The biggest design change that we incorporated was the hinge movement and sensor doors. After printing the last design for our demonstration, we realized that a snap on hinge was not the best type of hinge for our design because our model is thin and miniature, which made it more likely to break off. Therefore, we determined that substituting the snap on hinges with a rod hinge would provide sturdiness for the hinges on the side parts with side doors, and the top panel with the bottom panel.

When testing the previous design with the sensors and control algorithm through the obstacle course, we realized that the sensors were detecting the uneven surfaces and ramps. This issue interfered with the autonomous tracking of Biped and resulted in failing the mission objective. To resolve this issue we declared that the sensors must be angled about 15 degrees upward. Also, we realized that we must extend the sensor door to its maximum length of 2.5 inches. This led to the design change of the whole sensor doors and as the design and manufacturing engineer, I decided to split the doors into two parts and incorporate a rod in the center of each part. The rod will allow the piece holding the sensors to move up and down, while the other part will move side to side. The sensor door is shown in Figure 5.

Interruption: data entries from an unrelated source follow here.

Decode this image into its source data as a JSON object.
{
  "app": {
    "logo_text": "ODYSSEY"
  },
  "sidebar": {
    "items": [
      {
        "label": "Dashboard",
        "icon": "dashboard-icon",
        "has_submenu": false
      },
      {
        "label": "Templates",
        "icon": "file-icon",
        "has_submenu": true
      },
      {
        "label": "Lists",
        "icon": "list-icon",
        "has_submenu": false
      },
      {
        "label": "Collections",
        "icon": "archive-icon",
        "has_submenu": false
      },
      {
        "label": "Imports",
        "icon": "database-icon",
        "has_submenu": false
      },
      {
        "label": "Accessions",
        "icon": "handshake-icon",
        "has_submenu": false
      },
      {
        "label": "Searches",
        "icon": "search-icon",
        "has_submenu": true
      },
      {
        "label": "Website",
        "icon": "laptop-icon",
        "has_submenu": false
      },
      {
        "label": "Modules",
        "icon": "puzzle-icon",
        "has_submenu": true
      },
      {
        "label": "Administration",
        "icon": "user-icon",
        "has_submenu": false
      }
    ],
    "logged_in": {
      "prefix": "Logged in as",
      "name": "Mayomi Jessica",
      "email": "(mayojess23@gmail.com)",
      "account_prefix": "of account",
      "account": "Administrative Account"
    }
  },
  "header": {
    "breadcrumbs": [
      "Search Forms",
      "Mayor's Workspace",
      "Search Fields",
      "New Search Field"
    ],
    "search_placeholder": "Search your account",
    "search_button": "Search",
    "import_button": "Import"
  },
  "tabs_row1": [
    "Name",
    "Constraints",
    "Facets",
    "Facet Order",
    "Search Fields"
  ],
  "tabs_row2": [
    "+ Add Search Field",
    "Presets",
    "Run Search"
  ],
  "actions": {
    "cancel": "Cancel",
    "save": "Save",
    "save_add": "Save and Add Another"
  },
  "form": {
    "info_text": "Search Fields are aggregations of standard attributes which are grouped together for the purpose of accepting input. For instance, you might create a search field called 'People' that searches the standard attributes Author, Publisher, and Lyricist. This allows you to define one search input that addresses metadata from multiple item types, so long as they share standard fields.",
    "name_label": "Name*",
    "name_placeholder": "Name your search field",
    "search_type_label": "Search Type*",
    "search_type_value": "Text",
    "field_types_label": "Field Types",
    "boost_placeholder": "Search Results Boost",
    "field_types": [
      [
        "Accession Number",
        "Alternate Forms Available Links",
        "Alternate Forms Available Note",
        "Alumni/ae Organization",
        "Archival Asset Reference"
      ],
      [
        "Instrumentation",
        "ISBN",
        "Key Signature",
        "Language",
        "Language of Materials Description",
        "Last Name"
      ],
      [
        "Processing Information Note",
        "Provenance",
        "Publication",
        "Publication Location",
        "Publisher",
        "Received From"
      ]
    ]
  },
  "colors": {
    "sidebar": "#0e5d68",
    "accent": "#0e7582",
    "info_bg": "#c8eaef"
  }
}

Figure 5 - Sensor Door

Figure 5 – Sensor Door

As for the wheels, we increased the thickness of the wheels from 3.5 to 5.4mm and the diameter of the wheels from 6mm to 7.5mm for the bottom wheels and 8mm for the top wheels. The increase will help the Tamiya tracks fit nicely with the wheels intact and will prevent the bumper of the tracks from hitting the wheel holders. Also, the front bottom wheels were redesigned, instead of being angled like the rest of the bottom wheels, we made it come straight down. The reason for this redesign was because the tracks would grind against the angled area which caused more friction and unnecessary noise.

In practice, the PCB was interfering with the 3mm rod for the larger rotating wheels in the front. This resulted in damaging the wires connected to the PCB and the top and bottom parts could not close. Therefore, we had to shift the PCB cut out up by about 1.5mm to relieve any clearance issues and directly solder on jumper wires instead of male header pins.

Originally, we wanted to mount the speaker to the bottom panel but realized that there was not enough room since we changed from an 8ohm 0.25W speaker at 25mm to an 8ohm .5 Watt speaker at 30mm. We decided that the best fit for a speaker mount would be on the top panel. The mount is designed to tightly fit the speaker and includes an opening for the wires of the speaker to be connected to the PCB.

For the bottom, we included screw mounts for the 3Dot board and for the side panel, which was recommended by Jeff Gomes. In the previous design, the connection between the side panel and bottom panel was sturdy enough but still had tendencies to wobble from left to right. So the screw mounts attached to the angled part of the bottom panel will add extra security and less movement between the two parts since there will be more than one plane being screwed on to the side panel. As for the 3dot board, there is a Bluetooth module on the bottom of the board, which causes an uneven surface when being mounted onto the bottom panel. The added screw mounts, which are extruded by 2mm will provide a balanced seat when mounting the 3dot to the bottom part.

The e final 3D model design in Solidworks, displaying all exterior components including tracks, wheels, sensors, and PCB cut outs is shown in Figure 6.

Figure 6 - Final Design

Figure 6 – Final Design


With the class coming to an end, we have finalized a design that meets the majority of our requirements. We have created a waiver asking to approve the requirement violation of the requirement, where we could not meet the exact appearance of the 302 Goliath because we needed to modify the appearance to include the PCB cut out and the sensors. Overall, the Goliath design was successful, in which we were able to incorporate a functional design for the 3Dot board, PCB, speakers, and motors in a compact size.